▸ Data records for software interfaces
Content starts
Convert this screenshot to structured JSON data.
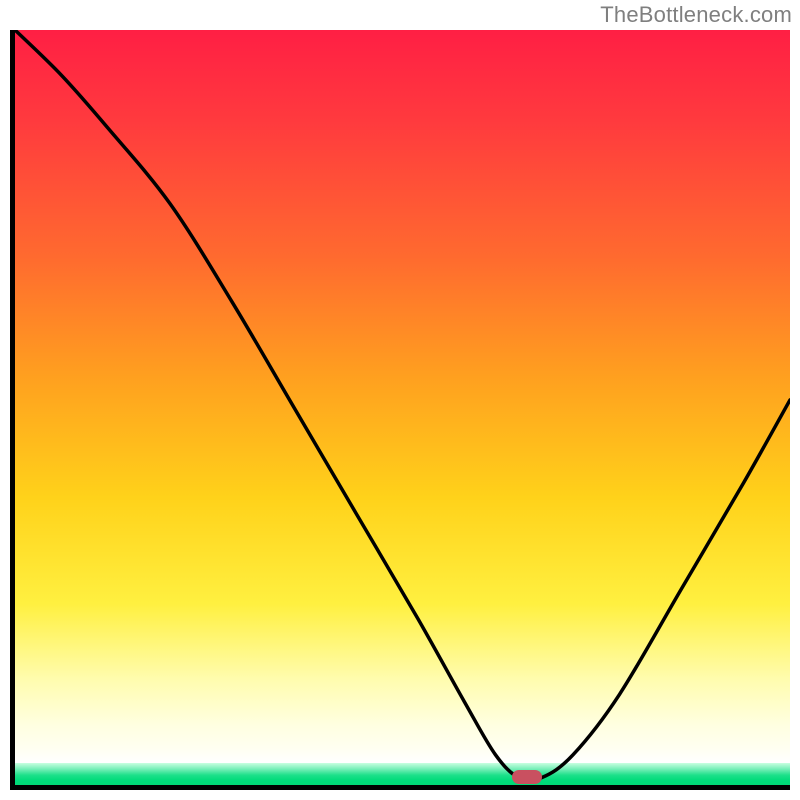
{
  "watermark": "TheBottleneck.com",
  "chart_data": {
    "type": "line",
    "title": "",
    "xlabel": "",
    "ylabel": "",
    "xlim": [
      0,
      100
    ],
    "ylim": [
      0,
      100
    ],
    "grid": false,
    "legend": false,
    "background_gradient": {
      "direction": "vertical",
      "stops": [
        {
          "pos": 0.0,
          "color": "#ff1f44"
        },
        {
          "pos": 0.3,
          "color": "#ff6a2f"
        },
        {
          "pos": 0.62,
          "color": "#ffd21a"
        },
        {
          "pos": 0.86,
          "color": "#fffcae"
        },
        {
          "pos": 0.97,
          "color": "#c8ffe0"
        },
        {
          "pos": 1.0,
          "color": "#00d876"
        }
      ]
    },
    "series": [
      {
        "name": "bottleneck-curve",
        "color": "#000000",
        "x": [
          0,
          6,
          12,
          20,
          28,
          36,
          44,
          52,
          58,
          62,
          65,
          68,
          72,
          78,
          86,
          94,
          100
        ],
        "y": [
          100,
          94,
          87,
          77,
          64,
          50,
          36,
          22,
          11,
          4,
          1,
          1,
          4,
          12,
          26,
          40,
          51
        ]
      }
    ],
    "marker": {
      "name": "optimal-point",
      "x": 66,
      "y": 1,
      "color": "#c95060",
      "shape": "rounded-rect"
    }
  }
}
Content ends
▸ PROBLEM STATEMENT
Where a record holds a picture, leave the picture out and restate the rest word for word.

▸ YOUR RESPONSE
Convert this screenshot to structured JSON data.
{
  "watermark": "TheBottleneck.com",
  "chart_data": {
    "type": "line",
    "title": "",
    "xlabel": "",
    "ylabel": "",
    "xlim": [
      0,
      100
    ],
    "ylim": [
      0,
      100
    ],
    "grid": false,
    "legend": false,
    "background_gradient": {
      "direction": "vertical",
      "stops": [
        {
          "pos": 0.0,
          "color": "#ff1f44"
        },
        {
          "pos": 0.3,
          "color": "#ff6a2f"
        },
        {
          "pos": 0.62,
          "color": "#ffd21a"
        },
        {
          "pos": 0.86,
          "color": "#fffcae"
        },
        {
          "pos": 0.97,
          "color": "#c8ffe0"
        },
        {
          "pos": 1.0,
          "color": "#00d876"
        }
      ]
    },
    "series": [
      {
        "name": "bottleneck-curve",
        "color": "#000000",
        "x": [
          0,
          6,
          12,
          20,
          28,
          36,
          44,
          52,
          58,
          62,
          65,
          68,
          72,
          78,
          86,
          94,
          100
        ],
        "y": [
          100,
          94,
          87,
          77,
          64,
          50,
          36,
          22,
          11,
          4,
          1,
          1,
          4,
          12,
          26,
          40,
          51
        ]
      }
    ],
    "marker": {
      "name": "optimal-point",
      "x": 66,
      "y": 1,
      "color": "#c95060",
      "shape": "rounded-rect"
    }
  }
}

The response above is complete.